Abley was also involved in the concept design work for the Ashburton Town Centre streetscape renewal project (pictured), which provided more pedestrian-focused spaces with less car traffic, more landscaping and wider footpaths. These improvements would be expected to boost pedestrian willingness to pay by 40% or more, based on the NZTA research. Despite construction disruption and the conversion of some streets to one-way, retailers have noticed an increase in foot traffic in the area since completion of the project, indicating that the improvements are already providing economic benefits.

20220224_103006 (1)Ashburton Town Centre After

Ashburton Town Centre After

When improvements to pedestrian routes are made around public transport networks, the effects can be even more powerful. Streets that feel safer and more pleasant to walk down will encourage connections to public transport, growing the patronage of these services at a relatively low cost. Abley are assisting Auckland Transport to design and analyse improvements targeting these “first and final leg” trips, with potentially large impacts across Auckland’s Rapid Transit Network. Our initial findings are that new wayfinding, lighting, CCTV, and wider footpaths are expected to provide significant reductions in perceived travel time to and from stations, increasing public transport patronage.

Real economic benefits

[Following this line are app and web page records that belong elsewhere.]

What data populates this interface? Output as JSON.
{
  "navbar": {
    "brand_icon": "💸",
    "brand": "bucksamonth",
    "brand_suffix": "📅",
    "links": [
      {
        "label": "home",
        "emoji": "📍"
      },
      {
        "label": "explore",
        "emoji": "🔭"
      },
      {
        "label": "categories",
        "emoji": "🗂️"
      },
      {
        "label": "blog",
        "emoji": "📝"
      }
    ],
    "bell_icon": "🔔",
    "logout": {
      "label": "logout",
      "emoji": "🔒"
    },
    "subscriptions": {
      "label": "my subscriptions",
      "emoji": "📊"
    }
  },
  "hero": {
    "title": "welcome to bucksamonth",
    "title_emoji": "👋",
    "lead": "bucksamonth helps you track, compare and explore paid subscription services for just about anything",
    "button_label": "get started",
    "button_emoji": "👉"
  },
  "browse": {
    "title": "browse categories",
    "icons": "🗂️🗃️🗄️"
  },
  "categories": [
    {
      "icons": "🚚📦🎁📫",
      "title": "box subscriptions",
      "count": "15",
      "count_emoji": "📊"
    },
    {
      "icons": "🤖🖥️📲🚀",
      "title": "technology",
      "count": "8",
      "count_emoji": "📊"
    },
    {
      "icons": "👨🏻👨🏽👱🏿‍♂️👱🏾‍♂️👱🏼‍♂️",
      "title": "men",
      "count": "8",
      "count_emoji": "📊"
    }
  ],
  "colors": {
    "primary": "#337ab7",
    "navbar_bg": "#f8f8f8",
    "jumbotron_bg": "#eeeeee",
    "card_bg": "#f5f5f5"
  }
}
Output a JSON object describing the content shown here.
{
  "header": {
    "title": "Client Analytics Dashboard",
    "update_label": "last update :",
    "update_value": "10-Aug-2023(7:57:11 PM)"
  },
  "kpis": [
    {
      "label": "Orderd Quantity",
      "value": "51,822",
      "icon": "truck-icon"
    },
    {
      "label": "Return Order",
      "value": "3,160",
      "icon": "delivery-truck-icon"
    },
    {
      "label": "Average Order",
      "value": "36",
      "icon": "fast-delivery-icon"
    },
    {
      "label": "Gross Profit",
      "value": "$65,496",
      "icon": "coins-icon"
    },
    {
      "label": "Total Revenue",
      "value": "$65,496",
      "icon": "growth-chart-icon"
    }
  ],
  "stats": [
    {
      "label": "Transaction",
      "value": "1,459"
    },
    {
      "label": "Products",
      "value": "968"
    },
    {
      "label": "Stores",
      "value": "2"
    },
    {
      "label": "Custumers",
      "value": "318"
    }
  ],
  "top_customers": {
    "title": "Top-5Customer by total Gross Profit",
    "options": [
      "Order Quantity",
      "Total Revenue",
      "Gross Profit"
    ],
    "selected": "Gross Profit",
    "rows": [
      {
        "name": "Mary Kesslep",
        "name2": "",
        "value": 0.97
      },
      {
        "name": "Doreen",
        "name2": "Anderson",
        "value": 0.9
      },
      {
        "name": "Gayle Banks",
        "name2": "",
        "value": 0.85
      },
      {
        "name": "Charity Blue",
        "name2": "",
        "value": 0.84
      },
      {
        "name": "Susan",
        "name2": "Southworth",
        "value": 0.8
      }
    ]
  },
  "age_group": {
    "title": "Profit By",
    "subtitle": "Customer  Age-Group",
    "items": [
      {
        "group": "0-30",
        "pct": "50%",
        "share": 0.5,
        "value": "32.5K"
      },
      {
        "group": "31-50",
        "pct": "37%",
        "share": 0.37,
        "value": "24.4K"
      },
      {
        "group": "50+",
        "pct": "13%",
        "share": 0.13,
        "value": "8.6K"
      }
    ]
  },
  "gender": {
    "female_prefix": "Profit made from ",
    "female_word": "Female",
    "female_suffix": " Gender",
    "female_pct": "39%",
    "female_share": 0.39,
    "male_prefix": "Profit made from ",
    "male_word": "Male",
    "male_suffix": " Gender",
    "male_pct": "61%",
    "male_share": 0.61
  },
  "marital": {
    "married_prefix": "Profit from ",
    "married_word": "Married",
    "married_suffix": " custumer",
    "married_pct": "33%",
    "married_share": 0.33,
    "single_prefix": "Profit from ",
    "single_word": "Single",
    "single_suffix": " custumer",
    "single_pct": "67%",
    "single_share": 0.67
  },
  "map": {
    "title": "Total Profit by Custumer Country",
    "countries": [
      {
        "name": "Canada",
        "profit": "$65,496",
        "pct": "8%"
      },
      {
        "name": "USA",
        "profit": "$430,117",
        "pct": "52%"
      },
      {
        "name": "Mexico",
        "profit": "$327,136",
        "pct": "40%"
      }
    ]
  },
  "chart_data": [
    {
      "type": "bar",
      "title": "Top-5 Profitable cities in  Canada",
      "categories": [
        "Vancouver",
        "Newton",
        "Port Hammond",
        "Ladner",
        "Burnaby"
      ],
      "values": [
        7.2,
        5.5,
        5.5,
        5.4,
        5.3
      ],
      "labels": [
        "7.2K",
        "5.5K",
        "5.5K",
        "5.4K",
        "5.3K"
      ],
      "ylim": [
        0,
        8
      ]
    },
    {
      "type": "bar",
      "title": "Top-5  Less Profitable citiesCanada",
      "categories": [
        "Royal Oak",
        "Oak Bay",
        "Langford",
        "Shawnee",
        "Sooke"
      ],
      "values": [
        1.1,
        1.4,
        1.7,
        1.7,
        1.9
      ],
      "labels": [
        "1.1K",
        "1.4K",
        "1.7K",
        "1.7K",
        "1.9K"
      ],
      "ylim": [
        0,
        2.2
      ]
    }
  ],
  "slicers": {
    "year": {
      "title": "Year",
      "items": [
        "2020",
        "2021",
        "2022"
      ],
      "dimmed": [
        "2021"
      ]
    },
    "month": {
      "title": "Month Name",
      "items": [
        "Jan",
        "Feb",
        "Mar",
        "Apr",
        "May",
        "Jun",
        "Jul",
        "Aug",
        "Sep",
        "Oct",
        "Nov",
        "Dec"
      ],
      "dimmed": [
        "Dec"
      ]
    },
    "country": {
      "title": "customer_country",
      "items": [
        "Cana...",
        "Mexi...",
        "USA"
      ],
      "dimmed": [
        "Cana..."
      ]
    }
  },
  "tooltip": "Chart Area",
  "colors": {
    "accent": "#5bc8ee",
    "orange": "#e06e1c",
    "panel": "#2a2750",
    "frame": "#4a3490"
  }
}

Improvements to our streetscapes and pedestrian areas are more than just aesthetic “nice-to-haves”. Vibrant and attractive streets have real economic benefits, and projects to improve urban areas often return many multiples of their cost back in wider benefits. Far from being “uneconomic” options, these projects tend to be economically efficient ways to turbocharge our urban centres and transport networks.

If you need help with evaluating or estimating the benefits of a streetscape project or business case, get in contact with our experienced team.


Joe Corbett-Davies

Transportation Planner